> [Work required] Will you quote all of the entries, word for word?

───── Material for this task

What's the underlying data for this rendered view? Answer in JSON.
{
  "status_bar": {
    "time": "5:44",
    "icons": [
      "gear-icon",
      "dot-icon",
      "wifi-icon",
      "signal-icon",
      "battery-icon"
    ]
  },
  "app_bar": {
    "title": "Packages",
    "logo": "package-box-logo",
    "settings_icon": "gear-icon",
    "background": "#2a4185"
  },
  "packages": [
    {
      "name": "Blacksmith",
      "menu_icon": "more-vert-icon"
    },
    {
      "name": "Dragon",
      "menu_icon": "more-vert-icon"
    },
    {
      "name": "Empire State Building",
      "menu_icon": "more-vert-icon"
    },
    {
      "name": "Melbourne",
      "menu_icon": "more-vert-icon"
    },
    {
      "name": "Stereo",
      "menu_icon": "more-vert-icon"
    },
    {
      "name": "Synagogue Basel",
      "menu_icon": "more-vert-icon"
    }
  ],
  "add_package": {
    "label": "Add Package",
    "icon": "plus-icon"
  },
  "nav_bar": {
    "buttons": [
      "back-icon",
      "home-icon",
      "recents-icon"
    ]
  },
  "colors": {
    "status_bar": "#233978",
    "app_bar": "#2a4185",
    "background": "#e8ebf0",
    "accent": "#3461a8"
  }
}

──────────

> [The answer]
What's the underlying data for this rendered view? Answer in JSON.
{
  "status_bar": {
    "time": "5:44",
    "icons": [
      "gear-icon",
      "dot-icon",
      "wifi-icon",
      "signal-icon",
      "battery-icon"
    ]
  },
  "app_bar": {
    "title": "Packages",
    "logo": "package-box-logo",
    "settings_icon": "gear-icon",
    "background": "#2a4185"
  },
  "packages": [
    {
      "name": "Blacksmith",
      "menu_icon": "more-vert-icon"
    },
    {
      "name": "Dragon",
      "menu_icon": "more-vert-icon"
    },
    {
      "name": "Empire State Building",
      "menu_icon": "more-vert-icon"
    },
    {
      "name": "Melbourne",
      "menu_icon": "more-vert-icon"
    },
    {
      "name": "Stereo",
      "menu_icon": "more-vert-icon"
    },
    {
      "name": "Synagogue Basel",
      "menu_icon": "more-vert-icon"
    }
  ],
  "add_package": {
    "label": "Add Package",
    "icon": "plus-icon"
  },
  "nav_bar": {
    "buttons": [
      "back-icon",
      "home-icon",
      "recents-icon"
    ]
  },
  "colors": {
    "status_bar": "#233978",
    "app_bar": "#2a4185",
    "background": "#e8ebf0",
    "accent": "#3461a8"
  }
}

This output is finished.